Continent ileostomy is an alternative to end ileostomy for patients who have undergone permanent ostomy and avoids the need for an external appliance for the collection of intestinal waste
In a series of interviews, we will be previewing this year’s 15th International Colorectal Meeting in Turin, 16-18 April. We talked to Professor Tom Oresland from Akershus University Hospital, Norway, about the benefits of continent ileostomy (Kock pouch) and some of the key topics he will be discussing during his presentation at the meeting.
Continent ileostomy is an alternative to end ileostomy for patients who have undergone permanent ostomy and avoids the need for an external appliance for the collection of intestinal waste. The procedure is also an alternative for patients who are seeking continence and an improvement in their quality of life.
“The advantage of the continent ileostomy compared to other procedures is that it is an option for those patients who want a continent solution despite having lost their anal sphincter, it is an option when the pelvic pouch fails,” explained Professor Oresland. “I believe that when it works it is really well, it is the preferred solution compared to the pelvic pouch.”
Regarding the procedure itself, Professor Oresland said that as the procedure utilises 45cm of the ileum, it is preferred that patients should not have lost any small bowel before the procedure. Although the procedure does bring several benefits, as with all surgical procedures, the procedure does carry an element of risk.
Therefore, he said there are two key issues that must be considered. Firstly, there is a considerable risk of revisional surgery/ies and he stressed the importance that patients are informed of this possibility, so they are ready to cope should additional surgery be required. Secondly, he emphasised the importance of having a dedicated post-operative care team around the patient who will not only use their experience in selecting the right patients, but also quickly identify any complications and help support patients post-operatively for years to come.
“Some of the topics regarding continent ileostomy that I will highlight during my presentation in Turin will include the need for specialised centres, the procedure being utilised as an alternative when the pelvic pouch fails, the willingness of patients to undergo multiple revisional surgeries as an indicator of how good it is when it works and the possibility of offering this operation to patients who has had Crohns colitis and have proven over time that their small bowel is not affected by the disease,” he concluded. “I am looking forward to Turin conference and meeting many of my colorectal colleagues from around the world.”
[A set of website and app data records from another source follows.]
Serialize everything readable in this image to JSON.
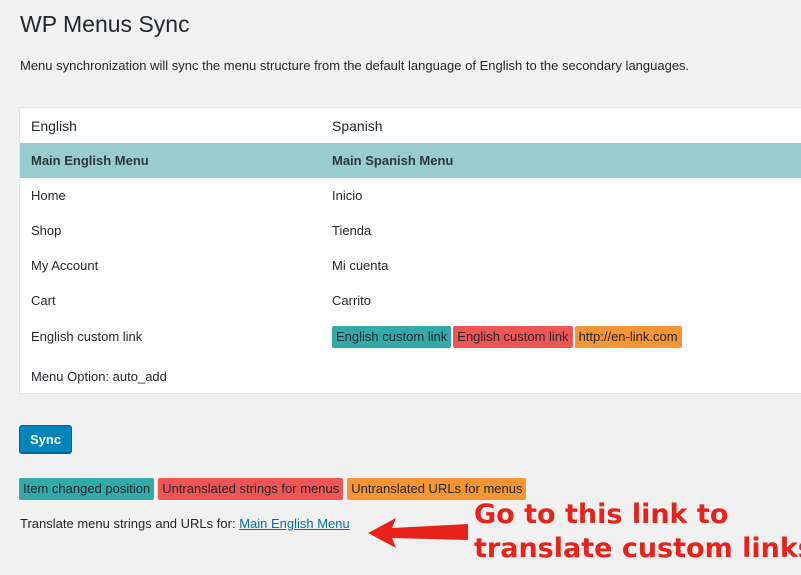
{
  "page": {
    "title": "WP Menus Sync",
    "description": "Menu synchronization will sync the menu structure from the default language of English to the secondary languages."
  },
  "table": {
    "headers": {
      "english": "English",
      "spanish": "Spanish"
    },
    "menu_names": {
      "english": "Main English Menu",
      "spanish": "Main Spanish Menu"
    },
    "rows": [
      {
        "english": "Home",
        "spanish": "Inicio"
      },
      {
        "english": "Shop",
        "spanish": "Tienda"
      },
      {
        "english": "My Account",
        "spanish": "Mi cuenta"
      },
      {
        "english": "Cart",
        "spanish": "Carrito"
      }
    ],
    "custom_link_row": {
      "english": "English custom link",
      "tags": [
        {
          "label": "English custom link",
          "color": "#33aaaa"
        },
        {
          "label": "English custom link",
          "color": "#f05555"
        },
        {
          "label": "http://en-link.com",
          "color": "#f59533"
        }
      ]
    },
    "menu_option": "Menu Option: auto_add"
  },
  "sync_button": {
    "label": "Sync"
  },
  "legend": [
    {
      "label": "Item changed position",
      "color": "#33aaaa"
    },
    {
      "label": "Untranslated strings for menus",
      "color": "#f05555"
    },
    {
      "label": "Untranslated URLs for menus",
      "color": "#f59533"
    }
  ],
  "translate": {
    "prefix": "Translate menu strings and URLs for:",
    "link_label": "Main English Menu"
  },
  "annotation": {
    "line1": "Go to this link to",
    "line2": "translate custom links",
    "color": "#e8221a"
  },
  "colors": {
    "menu_header_bg": "#99cccc",
    "button_bg": "#0085ba",
    "link": "#0073aa"
  }
}
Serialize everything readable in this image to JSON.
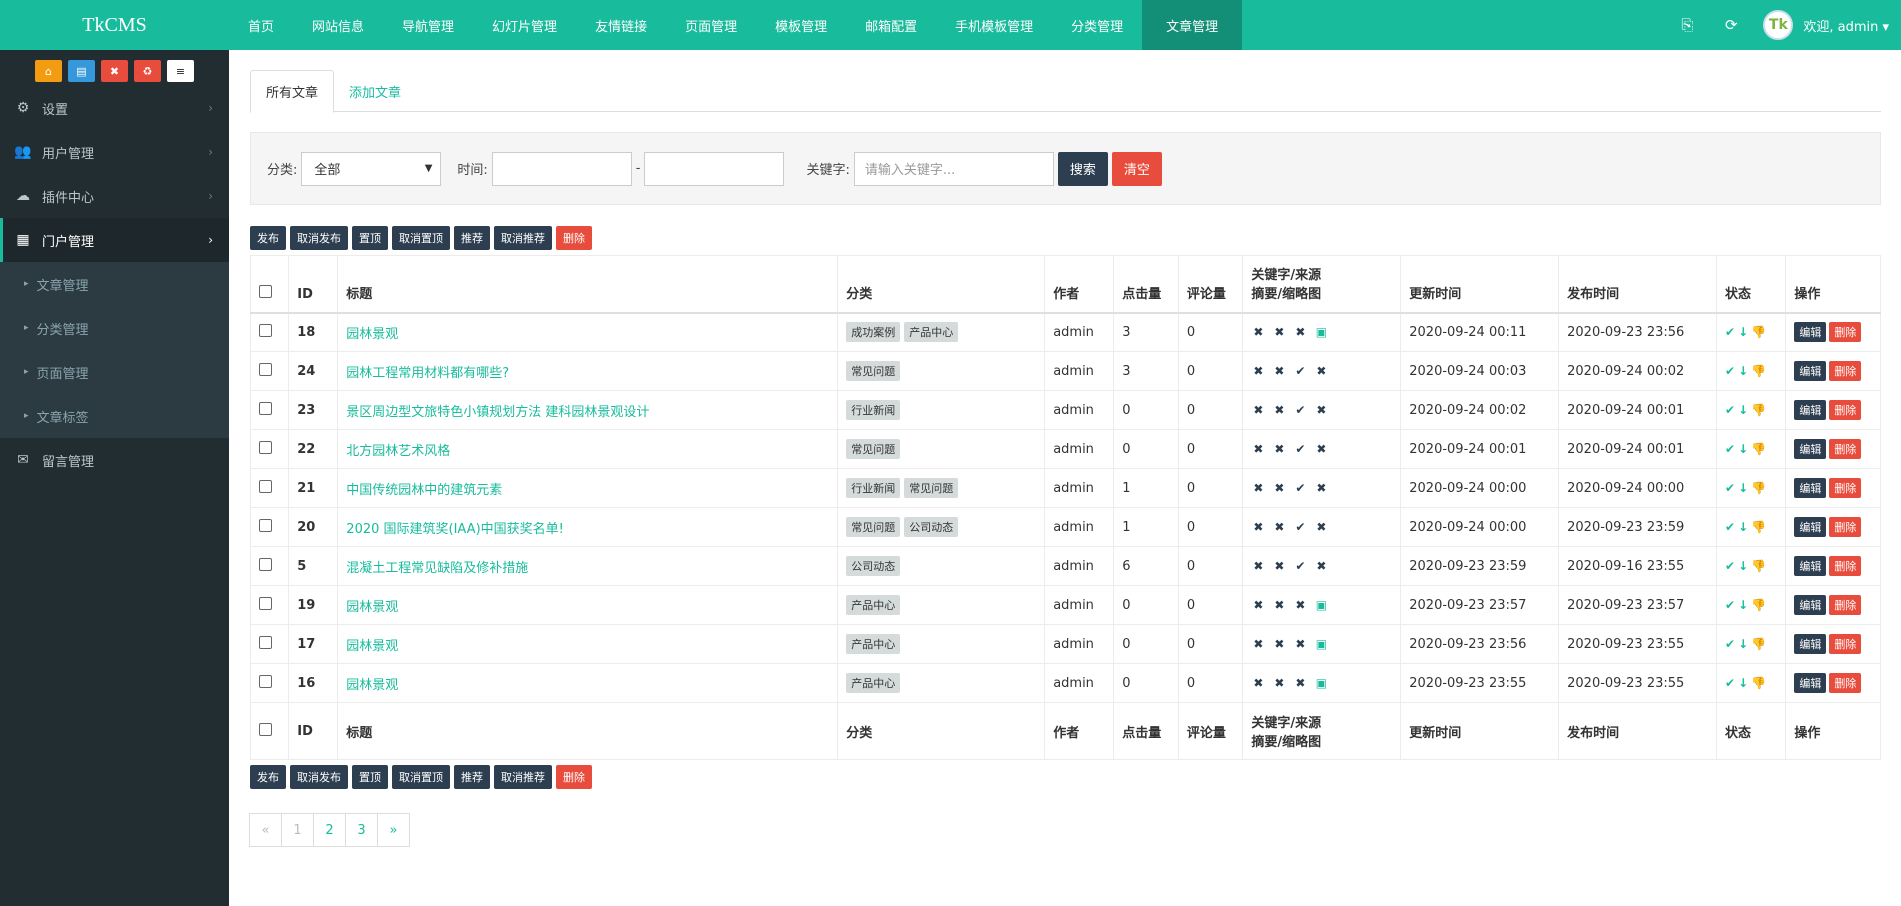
{
  "brand": "TkCMS",
  "nav": [
    "首页",
    "网站信息",
    "导航管理",
    "幻灯片管理",
    "友情链接",
    "页面管理",
    "模板管理",
    "邮箱配置",
    "手机模板管理",
    "分类管理",
    "文章管理"
  ],
  "nav_active": "文章管理",
  "user": {
    "avatar": "Tk",
    "welcome": "欢迎, admin ▾"
  },
  "sidebar": {
    "quick_buttons": [
      {
        "icon": "home-icon",
        "color": "#f39c12",
        "glyph": "⌂"
      },
      {
        "icon": "file-icon",
        "color": "#3498db",
        "glyph": "▤"
      },
      {
        "icon": "trash-icon",
        "color": "#e74c3c",
        "glyph": "✖"
      },
      {
        "icon": "recycle-icon",
        "color": "#e74c3c",
        "glyph": "♻"
      },
      {
        "icon": "list-icon",
        "color": "#ffffff",
        "glyph": "≡"
      }
    ],
    "items": [
      {
        "label": "设置",
        "icon": "⚙"
      },
      {
        "label": "用户管理",
        "icon": "👥"
      },
      {
        "label": "插件中心",
        "icon": "☁"
      },
      {
        "label": "门户管理",
        "icon": "▦"
      }
    ],
    "sub_items": [
      "文章管理",
      "分类管理",
      "页面管理",
      "文章标签"
    ],
    "last_item": {
      "label": "留言管理",
      "icon": "✉"
    }
  },
  "tabs": [
    "所有文章",
    "添加文章"
  ],
  "filter": {
    "category_label": "分类:",
    "category_value": "全部",
    "time_label": "时间:",
    "dash": "-",
    "keyword_label": "关键字:",
    "keyword_placeholder": "请输入关键字...",
    "search_btn": "搜索",
    "clear_btn": "清空"
  },
  "actions": [
    "发布",
    "取消发布",
    "置顶",
    "取消置顶",
    "推荐",
    "取消推荐",
    "删除"
  ],
  "table": {
    "headers": [
      "ID",
      "标题",
      "分类",
      "作者",
      "点击量",
      "评论量",
      "关键字/来源",
      "摘要/缩略图",
      "更新时间",
      "发布时间",
      "状态",
      "操作"
    ],
    "rows": [
      {
        "id": "18",
        "title": "园林景观",
        "tags": [
          "成功案例",
          "产品中心"
        ],
        "author": "admin",
        "clicks": "3",
        "comments": "0",
        "marks": [
          "✖",
          "✖",
          "✖",
          "img"
        ],
        "updated": "2020-09-24 00:11",
        "published": "2020-09-23 23:56"
      },
      {
        "id": "24",
        "title": "园林工程常用材料都有哪些?",
        "tags": [
          "常见问题"
        ],
        "author": "admin",
        "clicks": "3",
        "comments": "0",
        "marks": [
          "✖",
          "✖",
          "✔",
          "✖"
        ],
        "updated": "2020-09-24 00:03",
        "published": "2020-09-24 00:02"
      },
      {
        "id": "23",
        "title": "景区周边型文旅特色小镇规划方法 建科园林景观设计",
        "tags": [
          "行业新闻"
        ],
        "author": "admin",
        "clicks": "0",
        "comments": "0",
        "marks": [
          "✖",
          "✖",
          "✔",
          "✖"
        ],
        "updated": "2020-09-24 00:02",
        "published": "2020-09-24 00:01"
      },
      {
        "id": "22",
        "title": "北方园林艺术风格",
        "tags": [
          "常见问题"
        ],
        "author": "admin",
        "clicks": "0",
        "comments": "0",
        "marks": [
          "✖",
          "✖",
          "✔",
          "✖"
        ],
        "updated": "2020-09-24 00:01",
        "published": "2020-09-24 00:01"
      },
      {
        "id": "21",
        "title": "中国传统园林中的建筑元素",
        "tags": [
          "行业新闻",
          "常见问题"
        ],
        "author": "admin",
        "clicks": "1",
        "comments": "0",
        "marks": [
          "✖",
          "✖",
          "✔",
          "✖"
        ],
        "updated": "2020-09-24 00:00",
        "published": "2020-09-24 00:00"
      },
      {
        "id": "20",
        "title": "2020 国际建筑奖(IAA)中国获奖名单!",
        "tags": [
          "常见问题",
          "公司动态"
        ],
        "author": "admin",
        "clicks": "1",
        "comments": "0",
        "marks": [
          "✖",
          "✖",
          "✔",
          "✖"
        ],
        "updated": "2020-09-24 00:00",
        "published": "2020-09-23 23:59"
      },
      {
        "id": "5",
        "title": "混凝土工程常见缺陷及修补措施",
        "tags": [
          "公司动态"
        ],
        "author": "admin",
        "clicks": "6",
        "comments": "0",
        "marks": [
          "✖",
          "✖",
          "✔",
          "✖"
        ],
        "updated": "2020-09-23 23:59",
        "published": "2020-09-16 23:55"
      },
      {
        "id": "19",
        "title": "园林景观",
        "tags": [
          "产品中心"
        ],
        "author": "admin",
        "clicks": "0",
        "comments": "0",
        "marks": [
          "✖",
          "✖",
          "✖",
          "img"
        ],
        "updated": "2020-09-23 23:57",
        "published": "2020-09-23 23:57"
      },
      {
        "id": "17",
        "title": "园林景观",
        "tags": [
          "产品中心"
        ],
        "author": "admin",
        "clicks": "0",
        "comments": "0",
        "marks": [
          "✖",
          "✖",
          "✖",
          "img"
        ],
        "updated": "2020-09-23 23:56",
        "published": "2020-09-23 23:55"
      },
      {
        "id": "16",
        "title": "园林景观",
        "tags": [
          "产品中心"
        ],
        "author": "admin",
        "clicks": "0",
        "comments": "0",
        "marks": [
          "✖",
          "✖",
          "✖",
          "img"
        ],
        "updated": "2020-09-23 23:55",
        "published": "2020-09-23 23:55"
      }
    ],
    "row_ops": {
      "edit": "编辑",
      "delete": "删除"
    },
    "status_icons": [
      "check-icon",
      "arrow-down-icon",
      "thumbs-down-icon"
    ]
  },
  "pagination": [
    "«",
    "1",
    "2",
    "3",
    "»"
  ]
}
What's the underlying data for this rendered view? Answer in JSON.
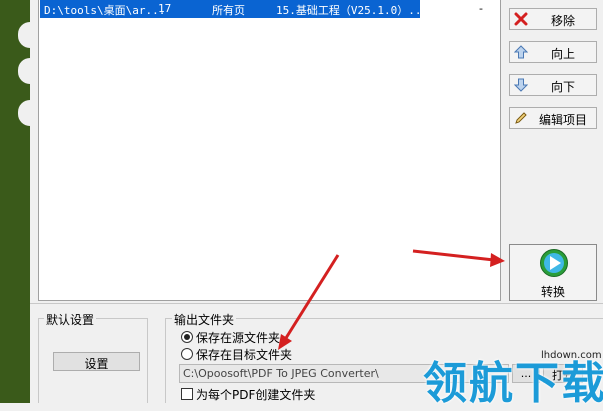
{
  "file_list": {
    "selected_row": {
      "path": "D:\\tools\\桌面\\ar...",
      "pages_count": "17",
      "page_range": "所有页",
      "name": "15.基础工程（V25.1.0）..."
    },
    "dash": "-"
  },
  "side_buttons": {
    "remove": "移除",
    "up": "向上",
    "down": "向下",
    "edit": "编辑项目"
  },
  "convert_button": "转换",
  "default_settings": {
    "title": "默认设置",
    "button": "设置"
  },
  "output_folder": {
    "title": "输出文件夹",
    "radio_source": "保存在源文件夹",
    "radio_target": "保存在目标文件夹",
    "selected": "source",
    "path_value": "C:\\Opoosoft\\PDF To JPEG Converter\\",
    "browse_button": "...",
    "open_button": "打开",
    "checkbox_label": "为每个PDF创建文件夹",
    "checkbox_checked": false
  },
  "watermark": {
    "text": "领航下载",
    "url": "lhdown.com"
  },
  "colors": {
    "selection": "#0a64d2",
    "annotation_arrow": "#d42020",
    "convert_icon": "#2a9d3a",
    "watermark": "#1c9bd8"
  },
  "icons": {
    "remove": "red-x-icon",
    "up": "up-arrow-icon",
    "down": "down-arrow-icon",
    "edit": "pencil-icon",
    "convert": "green-play-icon"
  }
}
For more information about 15th International Colorectal Meeting (registration, accommodation, programme etc), please click here